● TASK BRIEF: Every single entry that follows must be copied exactly.
======== GIVEN ENTRIES ========
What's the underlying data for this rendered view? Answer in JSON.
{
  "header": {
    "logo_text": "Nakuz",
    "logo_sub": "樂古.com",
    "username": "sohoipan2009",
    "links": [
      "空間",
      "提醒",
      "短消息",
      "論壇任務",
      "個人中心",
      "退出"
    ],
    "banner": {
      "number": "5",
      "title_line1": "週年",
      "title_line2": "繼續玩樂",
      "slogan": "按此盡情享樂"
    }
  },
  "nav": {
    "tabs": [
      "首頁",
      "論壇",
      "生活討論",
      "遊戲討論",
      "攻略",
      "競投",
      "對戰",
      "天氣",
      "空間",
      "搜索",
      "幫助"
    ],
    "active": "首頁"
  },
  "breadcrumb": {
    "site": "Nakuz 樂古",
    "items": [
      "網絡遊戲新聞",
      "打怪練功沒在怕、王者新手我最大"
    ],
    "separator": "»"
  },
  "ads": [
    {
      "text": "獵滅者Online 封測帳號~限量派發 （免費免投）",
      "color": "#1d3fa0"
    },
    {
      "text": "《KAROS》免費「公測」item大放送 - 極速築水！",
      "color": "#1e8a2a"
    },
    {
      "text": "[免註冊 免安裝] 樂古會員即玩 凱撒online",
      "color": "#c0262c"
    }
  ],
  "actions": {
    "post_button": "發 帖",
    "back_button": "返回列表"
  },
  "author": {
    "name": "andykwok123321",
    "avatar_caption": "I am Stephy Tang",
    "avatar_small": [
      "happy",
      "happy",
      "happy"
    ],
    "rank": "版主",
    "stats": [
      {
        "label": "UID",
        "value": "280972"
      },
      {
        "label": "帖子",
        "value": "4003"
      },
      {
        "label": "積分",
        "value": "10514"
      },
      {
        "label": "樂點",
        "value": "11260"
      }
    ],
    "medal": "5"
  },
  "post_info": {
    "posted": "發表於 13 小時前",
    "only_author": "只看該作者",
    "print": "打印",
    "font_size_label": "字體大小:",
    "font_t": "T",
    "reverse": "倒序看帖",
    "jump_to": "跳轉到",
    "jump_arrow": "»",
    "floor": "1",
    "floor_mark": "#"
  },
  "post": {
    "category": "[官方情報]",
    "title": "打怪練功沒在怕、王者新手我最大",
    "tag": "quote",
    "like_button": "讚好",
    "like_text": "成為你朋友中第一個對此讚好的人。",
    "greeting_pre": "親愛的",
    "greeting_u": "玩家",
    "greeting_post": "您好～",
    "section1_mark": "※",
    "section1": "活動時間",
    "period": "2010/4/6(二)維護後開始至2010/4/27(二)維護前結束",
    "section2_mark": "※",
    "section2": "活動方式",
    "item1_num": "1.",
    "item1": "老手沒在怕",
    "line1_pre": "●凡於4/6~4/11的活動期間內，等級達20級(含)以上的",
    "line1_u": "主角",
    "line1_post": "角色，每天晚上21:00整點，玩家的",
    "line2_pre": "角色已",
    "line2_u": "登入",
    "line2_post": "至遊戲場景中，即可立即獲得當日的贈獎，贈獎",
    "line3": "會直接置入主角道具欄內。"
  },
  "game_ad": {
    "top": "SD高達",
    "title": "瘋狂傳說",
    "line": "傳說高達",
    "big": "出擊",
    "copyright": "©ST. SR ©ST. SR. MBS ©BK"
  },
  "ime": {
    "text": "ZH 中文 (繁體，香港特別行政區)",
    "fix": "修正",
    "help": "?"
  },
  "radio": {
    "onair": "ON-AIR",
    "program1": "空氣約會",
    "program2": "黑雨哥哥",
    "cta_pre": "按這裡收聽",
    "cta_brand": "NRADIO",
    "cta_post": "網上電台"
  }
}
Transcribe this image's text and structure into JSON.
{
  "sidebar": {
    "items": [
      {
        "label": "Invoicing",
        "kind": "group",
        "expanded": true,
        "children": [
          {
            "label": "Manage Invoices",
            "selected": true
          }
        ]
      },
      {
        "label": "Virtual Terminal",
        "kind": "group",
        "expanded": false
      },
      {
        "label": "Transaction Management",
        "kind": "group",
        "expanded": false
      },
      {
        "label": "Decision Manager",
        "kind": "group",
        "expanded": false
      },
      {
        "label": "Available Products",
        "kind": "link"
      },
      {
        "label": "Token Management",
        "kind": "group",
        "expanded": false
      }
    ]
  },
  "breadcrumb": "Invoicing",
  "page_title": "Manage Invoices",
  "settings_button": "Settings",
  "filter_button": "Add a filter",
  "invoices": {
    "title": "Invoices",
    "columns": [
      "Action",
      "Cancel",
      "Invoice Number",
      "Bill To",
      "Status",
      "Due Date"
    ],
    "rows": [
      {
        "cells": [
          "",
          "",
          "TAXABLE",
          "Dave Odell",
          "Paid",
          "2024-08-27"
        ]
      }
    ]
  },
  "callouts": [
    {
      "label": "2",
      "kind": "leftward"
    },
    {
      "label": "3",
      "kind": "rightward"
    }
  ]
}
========
● OUTPUT OF THE EXERCISE:
What's the underlying data for this rendered view? Answer in JSON.
{
  "header": {
    "logo_text": "Nakuz",
    "logo_sub": "樂古.com",
    "username": "sohoipan2009",
    "links": [
      "空間",
      "提醒",
      "短消息",
      "論壇任務",
      "個人中心",
      "退出"
    ],
    "banner": {
      "number": "5",
      "title_line1": "週年",
      "title_line2": "繼續玩樂",
      "slogan": "按此盡情享樂"
    }
  },
  "nav": {
    "tabs": [
      "首頁",
      "論壇",
      "生活討論",
      "遊戲討論",
      "攻略",
      "競投",
      "對戰",
      "天氣",
      "空間",
      "搜索",
      "幫助"
    ],
    "active": "首頁"
  },
  "breadcrumb": {
    "site": "Nakuz 樂古",
    "items": [
      "網絡遊戲新聞",
      "打怪練功沒在怕、王者新手我最大"
    ],
    "separator": "»"
  },
  "ads": [
    {
      "text": "獵滅者Online 封測帳號~限量派發 （免費免投）",
      "color": "#1d3fa0"
    },
    {
      "text": "《KAROS》免費「公測」item大放送 - 極速築水！",
      "color": "#1e8a2a"
    },
    {
      "text": "[免註冊 免安裝] 樂古會員即玩 凱撒online",
      "color": "#c0262c"
    }
  ],
  "actions": {
    "post_button": "發 帖",
    "back_button": "返回列表"
  },
  "author": {
    "name": "andykwok123321",
    "avatar_caption": "I am Stephy Tang",
    "avatar_small": [
      "happy",
      "happy",
      "happy"
    ],
    "rank": "版主",
    "stats": [
      {
        "label": "UID",
        "value": "280972"
      },
      {
        "label": "帖子",
        "value": "4003"
      },
      {
        "label": "積分",
        "value": "10514"
      },
      {
        "label": "樂點",
        "value": "11260"
      }
    ],
    "medal": "5"
  },
  "post_info": {
    "posted": "發表於 13 小時前",
    "only_author": "只看該作者",
    "print": "打印",
    "font_size_label": "字體大小:",
    "font_t": "T",
    "reverse": "倒序看帖",
    "jump_to": "跳轉到",
    "jump_arrow": "»",
    "floor": "1",
    "floor_mark": "#"
  },
  "post": {
    "category": "[官方情報]",
    "title": "打怪練功沒在怕、王者新手我最大",
    "tag": "quote",
    "like_button": "讚好",
    "like_text": "成為你朋友中第一個對此讚好的人。",
    "greeting_pre": "親愛的",
    "greeting_u": "玩家",
    "greeting_post": "您好～",
    "section1_mark": "※",
    "section1": "活動時間",
    "period": "2010/4/6(二)維護後開始至2010/4/27(二)維護前結束",
    "section2_mark": "※",
    "section2": "活動方式",
    "item1_num": "1.",
    "item1": "老手沒在怕",
    "line1_pre": "●凡於4/6~4/11的活動期間內，等級達20級(含)以上的",
    "line1_u": "主角",
    "line1_post": "角色，每天晚上21:00整點，玩家的",
    "line2_pre": "角色已",
    "line2_u": "登入",
    "line2_post": "至遊戲場景中，即可立即獲得當日的贈獎，贈獎",
    "line3": "會直接置入主角道具欄內。"
  },
  "game_ad": {
    "top": "SD高達",
    "title": "瘋狂傳說",
    "line": "傳說高達",
    "big": "出擊",
    "copyright": "©ST. SR ©ST. SR. MBS ©BK"
  },
  "ime": {
    "text": "ZH 中文 (繁體，香港特別行政區)",
    "fix": "修正",
    "help": "?"
  },
  "radio": {
    "onair": "ON-AIR",
    "program1": "空氣約會",
    "program2": "黑雨哥哥",
    "cta_pre": "按這裡收聽",
    "cta_brand": "NRADIO",
    "cta_post": "網上電台"
  }
}
Transcribe this image's text and structure into JSON.
{
  "sidebar": {
    "items": [
      {
        "label": "Invoicing",
        "kind": "group",
        "expanded": true,
        "children": [
          {
            "label": "Manage Invoices",
            "selected": true
          }
        ]
      },
      {
        "label": "Virtual Terminal",
        "kind": "group",
        "expanded": false
      },
      {
        "label": "Transaction Management",
        "kind": "group",
        "expanded": false
      },
      {
        "label": "Decision Manager",
        "kind": "group",
        "expanded": false
      },
      {
        "label": "Available Products",
        "kind": "link"
      },
      {
        "label": "Token Management",
        "kind": "group",
        "expanded": false
      }
    ]
  },
  "breadcrumb": "Invoicing",
  "page_title": "Manage Invoices",
  "settings_button": "Settings",
  "filter_button": "Add a filter",
  "invoices": {
    "title": "Invoices",
    "columns": [
      "Action",
      "Cancel",
      "Invoice Number",
      "Bill To",
      "Status",
      "Due Date"
    ],
    "rows": [
      {
        "cells": [
          "",
          "",
          "TAXABLE",
          "Dave Odell",
          "Paid",
          "2024-08-27"
        ]
      }
    ]
  },
  "callouts": [
    {
      "label": "2",
      "kind": "leftward"
    },
    {
      "label": "3",
      "kind": "rightward"
    }
  ]
}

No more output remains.